But an amateur researcher named Richard de Mille—the adopted son of the movie producer Cecil B. de Mille—who had once been a fan of the Don Juan books, made it his business to expose Castaneda’s fictions and his multifarious unacknowledged borrowings from other people’s ethnographic and philosophical works. Richard De Mille produced first one, then another book deconstructing Castaneda’s work. The second of these he described as “a mission into the mind of one of the world’s great hoaxers, round the comical traps he set for readers and reviewers, pundits and professors, hippies and self-transcenders”. It was heavy-handed stuff, but conclusive: even fans now had to admit that Castaneda must have made it up, or a good deal of it.
Where is Richard de Mille today, I wonder? And why are his debunking books not found in the cult section of bookshops alongside Castaneda’s? Or, rather, in the rationalist section, if there is one?
I ask, although I am fingered in his bibliography as one of dozens of gullible academic reviewers of The Teachings of Don Juan. I plead guilty as charged. I could argue in my defence that it was possible, at the time, to believe that Castaneda was protecting Don Juan’s privacy, and that the extraordinary utterances he put into the mouth of a man he presented as an unlettered Yaqui peasant sage—reminiscent sometimes of north American Indian folklore, sometimes of the mystical traditions of Eastern religions, and sometimes (the biggest giveaway) of western analytical philosophy—were all evidence, not of plagiarism, but rather of the universal convergence of mystical thought. Yes, I could try this line of argument, but really, like the other Castaneda fans, I was just another half-learned fool. It’s possible to believe all manner of untrue things. It’s possible to believe we are butterflies dreaming we are men. But we aren’t.
Castaneda himself was famously secretive. He would not allow himself to be photographed, seldom gave interviews and gave up his academic teaching position on the proceeds of his best-selling books. For thirty years he was as elusive as those archetypal literary hermits, Thomas Pynchon and J.D.Salinger. But Pynchon and Salinger, eccentric as they may have been, never claimed that their fictions were anything but fictions. Nor did they claim to be immortal.
Carlos Castaneda and me
And that brings me to my own role in the story. Castaneda is not so fashionable these days, but his books are apparently still selling nicely, in a dozen languages, out there in the cult sections of the world’s bookstores, to a new generation of wannabe sorcerers—all this despite Richard de Mille’s careful demolition of their claim to veracity. Sales in millions, publishing revenues in tens of millions—evidence of Castaneda’s one indisputable magical gift, the ability to transform dodgy academic research into a goose that lays golden eggs. What under-rewarded scholar could fail to be interested in that?
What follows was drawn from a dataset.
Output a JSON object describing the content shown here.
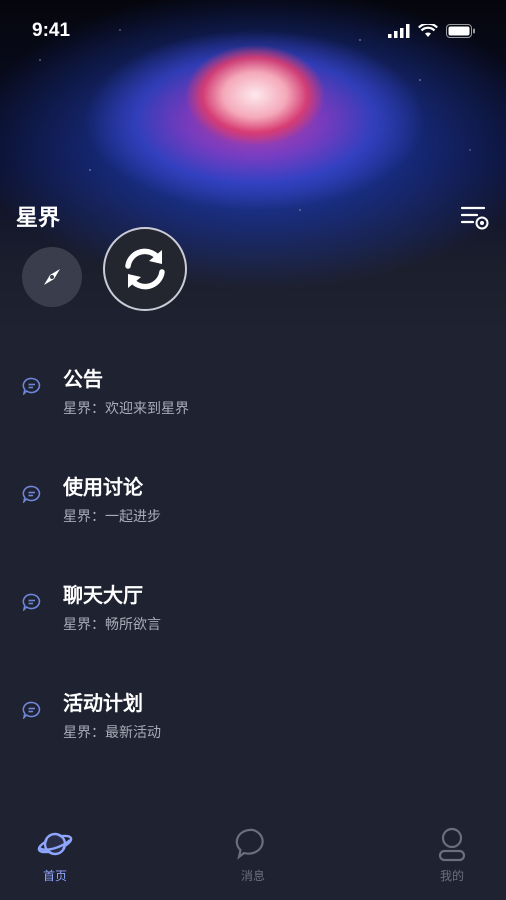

When sales falter, death can be a smart career move, rekindling interest from the reading public, boosting product sales. In the months since the obituaries started appearing there’s been a groundswell of coverage of Castanediana in the mainstream press, and a corresponding surge, I have no doubt, in sales of his books.
And now, I think, it is time for me to show my hand.
I can reveal—exclusively to readers of this column—that Carlos Castaneda is still alive. This has been vouchsafed to me personally by Don Juan—who, never having lived, is also not dead. Thanks to my own long apprenticeship in Toltec sorcery, I have freed myself from the constraints of ordinary existence—from objectivity, probity, the principles of causality, and the laws of gravity. Thus I can assure you that Carlos Castaneda is still with us. He lives on. And I am finally able to reveal his true identity, the identity of the real author of the Don Juan books.
He is, in fact, myself. Yes, I am Carlos Castaneda. And I claim my royalties. ★